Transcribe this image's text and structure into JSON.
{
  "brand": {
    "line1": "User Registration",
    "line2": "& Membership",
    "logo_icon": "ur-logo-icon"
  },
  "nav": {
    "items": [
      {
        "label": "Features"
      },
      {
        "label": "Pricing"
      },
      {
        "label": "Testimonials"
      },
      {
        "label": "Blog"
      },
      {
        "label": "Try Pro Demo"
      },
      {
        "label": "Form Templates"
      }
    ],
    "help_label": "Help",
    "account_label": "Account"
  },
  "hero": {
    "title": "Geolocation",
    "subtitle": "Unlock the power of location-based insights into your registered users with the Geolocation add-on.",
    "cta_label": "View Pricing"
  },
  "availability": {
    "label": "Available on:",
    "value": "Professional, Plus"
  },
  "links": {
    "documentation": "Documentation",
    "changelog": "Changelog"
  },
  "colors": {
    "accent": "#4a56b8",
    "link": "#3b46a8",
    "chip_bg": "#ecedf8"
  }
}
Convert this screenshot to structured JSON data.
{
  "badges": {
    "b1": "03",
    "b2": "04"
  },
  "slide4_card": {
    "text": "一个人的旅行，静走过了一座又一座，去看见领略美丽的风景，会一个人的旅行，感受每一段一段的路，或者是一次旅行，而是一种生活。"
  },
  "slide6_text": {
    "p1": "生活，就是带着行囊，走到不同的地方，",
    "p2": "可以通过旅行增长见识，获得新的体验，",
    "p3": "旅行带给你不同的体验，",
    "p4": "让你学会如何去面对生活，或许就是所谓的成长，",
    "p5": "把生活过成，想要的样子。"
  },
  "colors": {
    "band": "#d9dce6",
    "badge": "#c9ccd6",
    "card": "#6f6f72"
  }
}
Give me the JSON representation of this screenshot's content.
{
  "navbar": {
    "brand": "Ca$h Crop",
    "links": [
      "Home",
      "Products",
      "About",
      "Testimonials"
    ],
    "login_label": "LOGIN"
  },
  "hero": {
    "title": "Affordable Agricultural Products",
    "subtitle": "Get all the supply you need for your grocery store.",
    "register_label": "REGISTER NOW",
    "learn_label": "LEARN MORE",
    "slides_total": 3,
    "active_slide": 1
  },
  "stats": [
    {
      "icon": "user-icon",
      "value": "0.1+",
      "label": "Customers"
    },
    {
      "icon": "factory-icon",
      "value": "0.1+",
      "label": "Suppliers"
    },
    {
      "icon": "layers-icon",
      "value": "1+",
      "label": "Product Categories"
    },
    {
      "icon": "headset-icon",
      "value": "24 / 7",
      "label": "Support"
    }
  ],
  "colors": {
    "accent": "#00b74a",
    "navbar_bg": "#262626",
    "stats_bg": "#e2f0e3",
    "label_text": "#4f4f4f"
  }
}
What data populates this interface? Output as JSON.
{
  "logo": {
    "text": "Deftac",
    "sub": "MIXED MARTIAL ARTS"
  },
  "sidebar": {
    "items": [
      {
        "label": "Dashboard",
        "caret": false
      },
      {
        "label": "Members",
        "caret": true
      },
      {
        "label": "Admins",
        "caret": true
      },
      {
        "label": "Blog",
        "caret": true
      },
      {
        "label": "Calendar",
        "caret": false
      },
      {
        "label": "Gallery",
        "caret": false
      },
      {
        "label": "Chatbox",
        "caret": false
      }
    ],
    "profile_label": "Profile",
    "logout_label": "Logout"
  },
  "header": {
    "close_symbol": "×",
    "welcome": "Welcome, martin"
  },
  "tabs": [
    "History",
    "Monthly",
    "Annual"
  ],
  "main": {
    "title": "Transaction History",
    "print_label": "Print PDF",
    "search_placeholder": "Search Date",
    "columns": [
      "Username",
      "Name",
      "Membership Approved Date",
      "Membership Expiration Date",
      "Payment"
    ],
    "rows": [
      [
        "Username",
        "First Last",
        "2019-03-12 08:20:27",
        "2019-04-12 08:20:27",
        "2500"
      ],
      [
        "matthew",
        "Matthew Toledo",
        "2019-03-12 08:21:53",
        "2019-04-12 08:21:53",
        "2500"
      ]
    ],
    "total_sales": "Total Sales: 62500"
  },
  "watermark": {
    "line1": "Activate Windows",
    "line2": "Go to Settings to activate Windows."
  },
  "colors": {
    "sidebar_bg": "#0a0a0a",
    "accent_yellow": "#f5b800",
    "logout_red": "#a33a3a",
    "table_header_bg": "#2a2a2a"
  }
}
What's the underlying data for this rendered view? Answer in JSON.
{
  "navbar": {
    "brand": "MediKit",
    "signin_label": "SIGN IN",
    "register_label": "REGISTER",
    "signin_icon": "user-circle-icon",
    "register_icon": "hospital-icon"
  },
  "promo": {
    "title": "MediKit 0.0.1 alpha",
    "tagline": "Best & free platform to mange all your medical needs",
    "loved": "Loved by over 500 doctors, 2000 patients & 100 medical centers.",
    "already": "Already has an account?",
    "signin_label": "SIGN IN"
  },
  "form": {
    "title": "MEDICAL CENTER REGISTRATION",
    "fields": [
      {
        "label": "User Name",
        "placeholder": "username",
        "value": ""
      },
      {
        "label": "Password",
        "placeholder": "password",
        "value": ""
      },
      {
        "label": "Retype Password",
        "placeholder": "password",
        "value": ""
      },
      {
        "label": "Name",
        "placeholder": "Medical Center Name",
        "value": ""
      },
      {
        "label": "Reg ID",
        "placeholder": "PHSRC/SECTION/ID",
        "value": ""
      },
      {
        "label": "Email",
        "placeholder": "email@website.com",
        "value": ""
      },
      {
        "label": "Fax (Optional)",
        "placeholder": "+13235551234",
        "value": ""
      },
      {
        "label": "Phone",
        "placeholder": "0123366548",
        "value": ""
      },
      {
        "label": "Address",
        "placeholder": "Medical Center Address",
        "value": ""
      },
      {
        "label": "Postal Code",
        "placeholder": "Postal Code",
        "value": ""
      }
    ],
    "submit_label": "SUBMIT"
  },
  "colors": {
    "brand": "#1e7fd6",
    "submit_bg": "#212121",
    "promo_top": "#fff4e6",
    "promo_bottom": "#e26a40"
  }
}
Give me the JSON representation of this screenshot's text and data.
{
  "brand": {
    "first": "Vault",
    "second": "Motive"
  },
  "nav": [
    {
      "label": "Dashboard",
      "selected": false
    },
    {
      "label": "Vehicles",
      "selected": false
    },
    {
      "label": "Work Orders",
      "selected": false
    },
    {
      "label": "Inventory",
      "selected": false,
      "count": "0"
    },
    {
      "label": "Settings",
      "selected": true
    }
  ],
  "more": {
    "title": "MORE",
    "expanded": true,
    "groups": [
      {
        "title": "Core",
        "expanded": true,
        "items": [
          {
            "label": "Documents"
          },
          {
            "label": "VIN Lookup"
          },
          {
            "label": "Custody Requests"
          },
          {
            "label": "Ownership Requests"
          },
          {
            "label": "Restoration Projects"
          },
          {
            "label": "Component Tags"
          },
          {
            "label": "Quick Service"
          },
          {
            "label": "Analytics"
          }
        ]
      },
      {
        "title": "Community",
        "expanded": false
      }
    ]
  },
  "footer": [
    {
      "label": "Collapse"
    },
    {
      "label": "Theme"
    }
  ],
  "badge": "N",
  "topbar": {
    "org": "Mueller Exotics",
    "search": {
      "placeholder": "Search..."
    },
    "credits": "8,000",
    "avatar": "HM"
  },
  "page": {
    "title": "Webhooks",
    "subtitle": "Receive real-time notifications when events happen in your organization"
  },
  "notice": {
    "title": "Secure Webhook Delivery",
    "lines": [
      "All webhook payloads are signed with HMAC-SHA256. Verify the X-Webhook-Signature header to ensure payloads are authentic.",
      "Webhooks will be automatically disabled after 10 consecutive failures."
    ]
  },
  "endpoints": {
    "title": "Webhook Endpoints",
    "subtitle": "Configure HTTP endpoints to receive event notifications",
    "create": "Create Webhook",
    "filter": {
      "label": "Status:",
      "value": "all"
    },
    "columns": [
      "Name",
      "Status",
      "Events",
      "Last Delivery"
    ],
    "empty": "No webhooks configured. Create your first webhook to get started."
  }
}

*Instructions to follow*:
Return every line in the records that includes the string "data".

*Answer box*:
Convert this screenshot to structured JSON data.
What data populates this interface? Output as JSON.
What's the underlying data for this rendered view? Answer in JSON.
Give me the JSON representation of this screenshot's text and data.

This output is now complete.